Museum Meanderings Part 1

Aicular crystals in talc-schist from Tyrol, Austria: Australian Opals: Ladies slipper shaped pyrite from England: World’s largest topaz from Brazil. All from the Natural History Museum in London.

We spent a lot of our time in London walking around museums. In particular, I was looking for interesting color combinations and some new inspiration for designs for my art. I found something to inspire me at each museum. The Natural History Museum had a spectacular wildlife and nature photography contest exhibit. They used a lightbox technology for the display of the top photos where light comes from behind the photograph displayed in the dark room and everything is very dramatic.  Most of the photographs that I really liked included a lot of negative space around the main focal point. For example, a close up of a duck swimming in the water where the water is white reflecting the fog and it looks like a line drawing of a duck on white paper. One artist used drone technology to photograph seals lounging on a small iceberg with dark water surrounding the iceberg. It was very geometric and graphic with simple colors of blue, black and white.  Right now, I’m in the “less is more” phase. I love that inspiration can come from a totally different media. Click to see a print of my favorite one, The Midnight Passage.

The other highlight of the  Natural History Museum is the ROCKS. The opals were magnificent and I will remember all those colors for future work. For design inspiration, I saw some of the rocks with long curved crystals immersed in a grey rock. Somehow I want to incorporate this into a future artwork, as well. In included other favorites in the photos in this article.

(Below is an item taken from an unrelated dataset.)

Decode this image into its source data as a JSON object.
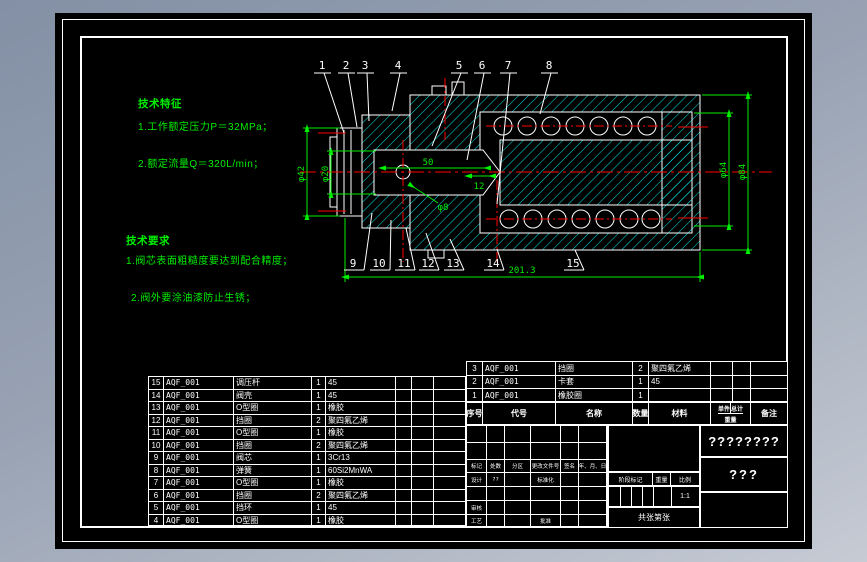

Next up is the British Museum.  The curators have created such wonderful displays. I love how they displayed the African pottery. They had a large exhibit on African cloth, both old and new cloth. Another interesting thing about the British museum is they had contemporary art next to historical artifacts in the same exhibit from the same places. I was fascinated with this modern piece of art based on Ghanian kente cloth but made out of wood by artist El Anatsui.

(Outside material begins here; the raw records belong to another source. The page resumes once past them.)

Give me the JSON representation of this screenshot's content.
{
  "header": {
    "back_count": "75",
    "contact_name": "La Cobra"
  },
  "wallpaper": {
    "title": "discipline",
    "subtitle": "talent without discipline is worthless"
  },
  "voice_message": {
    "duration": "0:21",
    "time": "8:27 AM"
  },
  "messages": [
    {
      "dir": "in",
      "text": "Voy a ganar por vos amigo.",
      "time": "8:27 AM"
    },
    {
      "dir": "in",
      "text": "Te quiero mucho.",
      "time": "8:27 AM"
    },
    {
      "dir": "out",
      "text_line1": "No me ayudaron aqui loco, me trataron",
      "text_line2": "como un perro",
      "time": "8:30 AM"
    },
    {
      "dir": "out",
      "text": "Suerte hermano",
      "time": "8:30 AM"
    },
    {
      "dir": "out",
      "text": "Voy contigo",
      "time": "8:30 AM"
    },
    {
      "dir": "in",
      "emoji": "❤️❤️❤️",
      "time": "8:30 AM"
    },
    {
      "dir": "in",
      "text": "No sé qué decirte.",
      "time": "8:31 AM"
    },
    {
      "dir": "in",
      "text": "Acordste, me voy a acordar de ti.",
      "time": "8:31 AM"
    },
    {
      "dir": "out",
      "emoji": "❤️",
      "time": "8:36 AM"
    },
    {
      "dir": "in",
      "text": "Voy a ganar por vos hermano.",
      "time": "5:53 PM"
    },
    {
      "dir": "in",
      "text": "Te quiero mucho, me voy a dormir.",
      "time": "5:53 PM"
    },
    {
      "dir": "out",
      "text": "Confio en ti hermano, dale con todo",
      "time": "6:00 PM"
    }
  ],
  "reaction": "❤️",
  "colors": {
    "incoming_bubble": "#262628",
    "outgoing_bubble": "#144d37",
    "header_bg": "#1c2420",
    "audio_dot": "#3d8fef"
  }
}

Kente Rhapsody by Ghanian artist El Anatsui. Full artwork upper right plus closeup on the left. African pottery on the lower right. All from the British Museum in London.

Great design and great use of colors. Here is how the museum described his work called Kente Rhapsody,

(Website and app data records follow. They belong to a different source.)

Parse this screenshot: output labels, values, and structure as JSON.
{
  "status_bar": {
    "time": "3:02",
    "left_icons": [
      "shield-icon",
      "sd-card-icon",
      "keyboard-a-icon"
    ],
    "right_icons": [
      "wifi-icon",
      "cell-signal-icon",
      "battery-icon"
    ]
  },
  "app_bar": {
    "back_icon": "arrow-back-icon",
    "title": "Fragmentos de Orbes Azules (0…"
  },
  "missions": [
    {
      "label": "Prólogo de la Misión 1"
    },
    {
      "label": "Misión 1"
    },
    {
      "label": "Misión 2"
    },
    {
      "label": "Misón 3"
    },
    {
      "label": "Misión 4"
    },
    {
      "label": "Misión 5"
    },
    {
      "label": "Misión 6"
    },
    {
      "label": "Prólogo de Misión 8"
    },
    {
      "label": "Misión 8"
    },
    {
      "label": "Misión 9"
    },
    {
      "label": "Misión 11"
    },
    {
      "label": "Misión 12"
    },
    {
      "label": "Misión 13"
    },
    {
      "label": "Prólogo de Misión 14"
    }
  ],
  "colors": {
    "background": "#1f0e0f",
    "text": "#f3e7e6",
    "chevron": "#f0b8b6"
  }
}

“Ghanian artist El Anatsui highlights not only this reverence but also the damage inflicted on tradition by mass consumerism. The chain saw, which scars the wood from which it is created, symbolizes this erosion.”

The other inspiration was for the color combo of garnet and gold form the Sutton Hoo excavation. Gorgeous.  I also loved the medieval helmet they dig up within this burial chamber. I have included photos of the pieced together original helmet and an artist rendition of what it would have looked like. The text around the exhibit said the poem Beowulf was shown to be more true than just just an allegory based on this archeological find.

Sutton Hoo ship burial of an Anglo-Saxon grave dated early 600 AD. Purse lid of gold and cloisonne garnets and shiny reconstruction next to original helmet found on the site.

The masterpieces of our human history shown in these museums from all over the globe is inspiring in itself. The colors of the rock specimens or the design of the ancient Greek friezes from temples in Athens are all inspiring. It comes down to color and design. The fun part of thinking creatively is to take two totally different ideas and combine them to inspire something totally different. Museums are a great place to let your mind wander and think up new combinations that have meaning for you in your art. 

So why am I sharing this with you? Hopefully you find this museum meandering interesting. But most importantly, I hope it inspires you to look at museums differently, as a way to get inspired to create your own art in your own way.

This year I want to spend more time in the studio. To help free up more time to do this, I will be writing my Studio Notes every other week. So look for my next post January 23. And get ready because the next Studio Notes post is all about the Annie Albers exhibit at the Tate Modern Museum. She was a weaver and associated with the Bauhaus movement. Loads of inspiration and hundreds of photos later, I’m still being inspired by her.